Please write out all of the records below exactly as they appear.
** Data for this exercise follows **
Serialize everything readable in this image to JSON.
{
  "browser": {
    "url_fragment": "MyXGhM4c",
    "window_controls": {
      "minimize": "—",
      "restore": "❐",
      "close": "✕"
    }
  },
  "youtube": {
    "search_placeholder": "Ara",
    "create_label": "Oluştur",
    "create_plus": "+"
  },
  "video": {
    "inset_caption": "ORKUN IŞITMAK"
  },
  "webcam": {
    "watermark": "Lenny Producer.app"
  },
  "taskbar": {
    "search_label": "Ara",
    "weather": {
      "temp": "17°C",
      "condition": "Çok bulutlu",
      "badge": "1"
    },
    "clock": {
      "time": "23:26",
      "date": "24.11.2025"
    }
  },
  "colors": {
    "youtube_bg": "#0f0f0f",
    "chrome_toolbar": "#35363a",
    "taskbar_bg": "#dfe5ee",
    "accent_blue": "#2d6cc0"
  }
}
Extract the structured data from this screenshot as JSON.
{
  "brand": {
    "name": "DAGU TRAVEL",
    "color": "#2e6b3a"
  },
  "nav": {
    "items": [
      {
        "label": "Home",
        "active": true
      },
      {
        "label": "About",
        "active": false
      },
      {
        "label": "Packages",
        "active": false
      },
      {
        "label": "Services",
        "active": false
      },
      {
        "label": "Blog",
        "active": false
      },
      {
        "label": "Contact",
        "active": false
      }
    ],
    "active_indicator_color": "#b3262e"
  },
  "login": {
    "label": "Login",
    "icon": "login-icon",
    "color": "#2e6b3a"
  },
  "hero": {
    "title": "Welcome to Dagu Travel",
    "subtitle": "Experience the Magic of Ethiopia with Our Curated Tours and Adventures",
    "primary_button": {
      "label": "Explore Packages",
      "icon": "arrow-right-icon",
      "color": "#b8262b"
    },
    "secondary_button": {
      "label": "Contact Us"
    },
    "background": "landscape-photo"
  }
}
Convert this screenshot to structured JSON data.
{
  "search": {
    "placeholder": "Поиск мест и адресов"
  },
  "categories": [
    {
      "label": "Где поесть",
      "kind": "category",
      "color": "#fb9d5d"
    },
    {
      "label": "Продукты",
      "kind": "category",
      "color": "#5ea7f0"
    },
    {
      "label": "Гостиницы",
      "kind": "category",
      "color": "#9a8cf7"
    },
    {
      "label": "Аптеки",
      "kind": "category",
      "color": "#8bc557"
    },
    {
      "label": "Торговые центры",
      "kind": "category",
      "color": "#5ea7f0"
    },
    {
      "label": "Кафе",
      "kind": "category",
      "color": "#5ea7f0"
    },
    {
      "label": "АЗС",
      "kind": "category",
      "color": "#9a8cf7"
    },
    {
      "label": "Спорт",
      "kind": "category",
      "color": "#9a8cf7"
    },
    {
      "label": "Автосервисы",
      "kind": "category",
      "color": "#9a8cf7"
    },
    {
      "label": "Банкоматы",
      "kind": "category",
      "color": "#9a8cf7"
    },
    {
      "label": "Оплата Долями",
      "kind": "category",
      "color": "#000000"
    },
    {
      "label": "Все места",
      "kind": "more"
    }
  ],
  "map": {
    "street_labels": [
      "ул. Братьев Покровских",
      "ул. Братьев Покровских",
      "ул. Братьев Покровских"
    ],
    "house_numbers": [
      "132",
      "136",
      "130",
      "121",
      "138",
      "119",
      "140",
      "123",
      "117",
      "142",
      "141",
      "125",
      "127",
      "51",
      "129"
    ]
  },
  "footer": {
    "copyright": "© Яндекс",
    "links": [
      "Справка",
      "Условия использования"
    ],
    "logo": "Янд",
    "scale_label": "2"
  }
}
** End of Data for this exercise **
-- Worked solution --
Serialize everything readable in this image to JSON.
{
  "browser": {
    "url_fragment": "MyXGhM4c",
    "window_controls": {
      "minimize": "—",
      "restore": "❐",
      "close": "✕"
    }
  },
  "youtube": {
    "search_placeholder": "Ara",
    "create_label": "Oluştur",
    "create_plus": "+"
  },
  "video": {
    "inset_caption": "ORKUN IŞITMAK"
  },
  "webcam": {
    "watermark": "Lenny Producer.app"
  },
  "taskbar": {
    "search_label": "Ara",
    "weather": {
      "temp": "17°C",
      "condition": "Çok bulutlu",
      "badge": "1"
    },
    "clock": {
      "time": "23:26",
      "date": "24.11.2025"
    }
  },
  "colors": {
    "youtube_bg": "#0f0f0f",
    "chrome_toolbar": "#35363a",
    "taskbar_bg": "#dfe5ee",
    "accent_blue": "#2d6cc0"
  }
}
Extract the structured data from this screenshot as JSON.
{
  "brand": {
    "name": "DAGU TRAVEL",
    "color": "#2e6b3a"
  },
  "nav": {
    "items": [
      {
        "label": "Home",
        "active": true
      },
      {
        "label": "About",
        "active": false
      },
      {
        "label": "Packages",
        "active": false
      },
      {
        "label": "Services",
        "active": false
      },
      {
        "label": "Blog",
        "active": false
      },
      {
        "label": "Contact",
        "active": false
      }
    ],
    "active_indicator_color": "#b3262e"
  },
  "login": {
    "label": "Login",
    "icon": "login-icon",
    "color": "#2e6b3a"
  },
  "hero": {
    "title": "Welcome to Dagu Travel",
    "subtitle": "Experience the Magic of Ethiopia with Our Curated Tours and Adventures",
    "primary_button": {
      "label": "Explore Packages",
      "icon": "arrow-right-icon",
      "color": "#b8262b"
    },
    "secondary_button": {
      "label": "Contact Us"
    },
    "background": "landscape-photo"
  }
}
Convert this screenshot to structured JSON data.
{
  "search": {
    "placeholder": "Поиск мест и адресов"
  },
  "categories": [
    {
      "label": "Где поесть",
      "kind": "category",
      "color": "#fb9d5d"
    },
    {
      "label": "Продукты",
      "kind": "category",
      "color": "#5ea7f0"
    },
    {
      "label": "Гостиницы",
      "kind": "category",
      "color": "#9a8cf7"
    },
    {
      "label": "Аптеки",
      "kind": "category",
      "color": "#8bc557"
    },
    {
      "label": "Торговые центры",
      "kind": "category",
      "color": "#5ea7f0"
    },
    {
      "label": "Кафе",
      "kind": "category",
      "color": "#5ea7f0"
    },
    {
      "label": "АЗС",
      "kind": "category",
      "color": "#9a8cf7"
    },
    {
      "label": "Спорт",
      "kind": "category",
      "color": "#9a8cf7"
    },
    {
      "label": "Автосервисы",
      "kind": "category",
      "color": "#9a8cf7"
    },
    {
      "label": "Банкоматы",
      "kind": "category",
      "color": "#9a8cf7"
    },
    {
      "label": "Оплата Долями",
      "kind": "category",
      "color": "#000000"
    },
    {
      "label": "Все места",
      "kind": "more"
    }
  ],
  "map": {
    "street_labels": [
      "ул. Братьев Покровских",
      "ул. Братьев Покровских",
      "ул. Братьев Покровских"
    ],
    "house_numbers": [
      "132",
      "136",
      "130",
      "121",
      "138",
      "119",
      "140",
      "123",
      "117",
      "142",
      "141",
      "125",
      "127",
      "51",
      "129"
    ]
  },
  "footer": {
    "copyright": "© Яндекс",
    "links": [
      "Справка",
      "Условия использования"
    ],
    "logo": "Янд",
    "scale_label": "2"
  }
}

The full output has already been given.